Adult/High School-Marji tells of her life in Iran from the age of 10, when the Islamic revolution of 1979 reintroduced a religious state, through the age of 14 when the Iran-Iraq war forced her parents to send her to Europe for safety. This story, told in graphic format with simple, but expressive, black-and-white illustrations, combines the normal rebelliousness of an intelligent adolescent with the horrors of war and totalitarianism. Marji's parents, especially her freethinking mother, modeled a strong belief in freedom and equality, while her French education gave her a strong faith in God. Her Marxist-inclined family initially favored the overthrow of the Shah, but soon realized that the new regime was more restrictive and unfair than the last. The girl's independence, which made her parents both proud and fearful, caused them to send her to Austria. With bold lines and deceptively uncomplicated scenes, Satrapi conveys her story. From it, teens will learn much of the history of this important area and will identify with young Marji and her friends. This is a graphic novel of immense power and importance for Westerners of all ages. It will speak to the same audience as Art Spiegelman's Maus (Pantheon, 1993).-Susan H. Woodcock, Fairfax County Public Library, Chantilly, VA Copyright 2003 Reed Business Information.

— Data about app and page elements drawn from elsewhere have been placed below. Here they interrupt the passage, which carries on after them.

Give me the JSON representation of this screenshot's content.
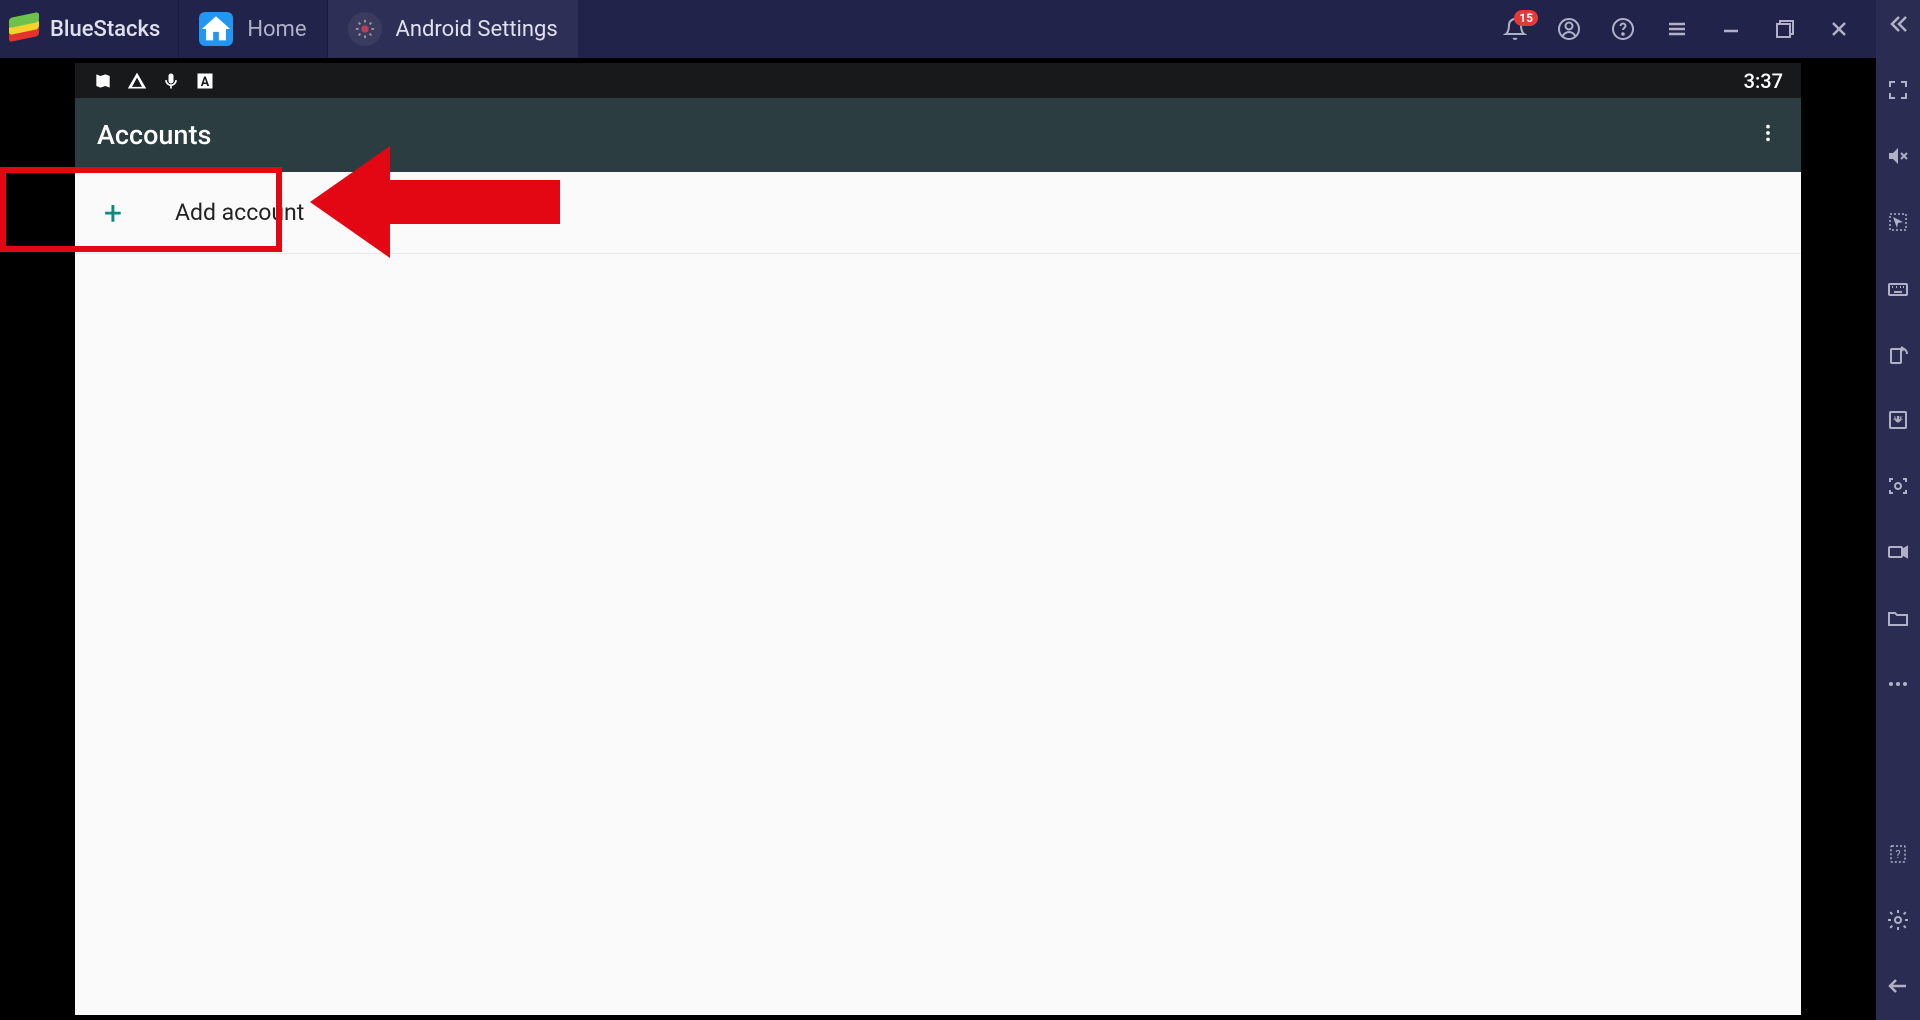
{
  "topbar": {
    "brand": "BlueStacks",
    "tabs": [
      {
        "label": "Home",
        "icon": "home"
      },
      {
        "label": "Android Settings",
        "icon": "gear"
      }
    ],
    "notification_count": "15"
  },
  "status": {
    "time": "3:37"
  },
  "app": {
    "title": "Accounts",
    "add_label": "Add account"
  }
}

This is an excellent comic book, that deserves a place with Joe Sacco and even Art Spiegelman. In her bold black and white panels, Satrapi eloquently reasserts the moral bankruptcy of all political dogma and religious conformity; how it bullies, how it murders, and how it may always be ridiculed by individual rebellions of the spirit and the intellect.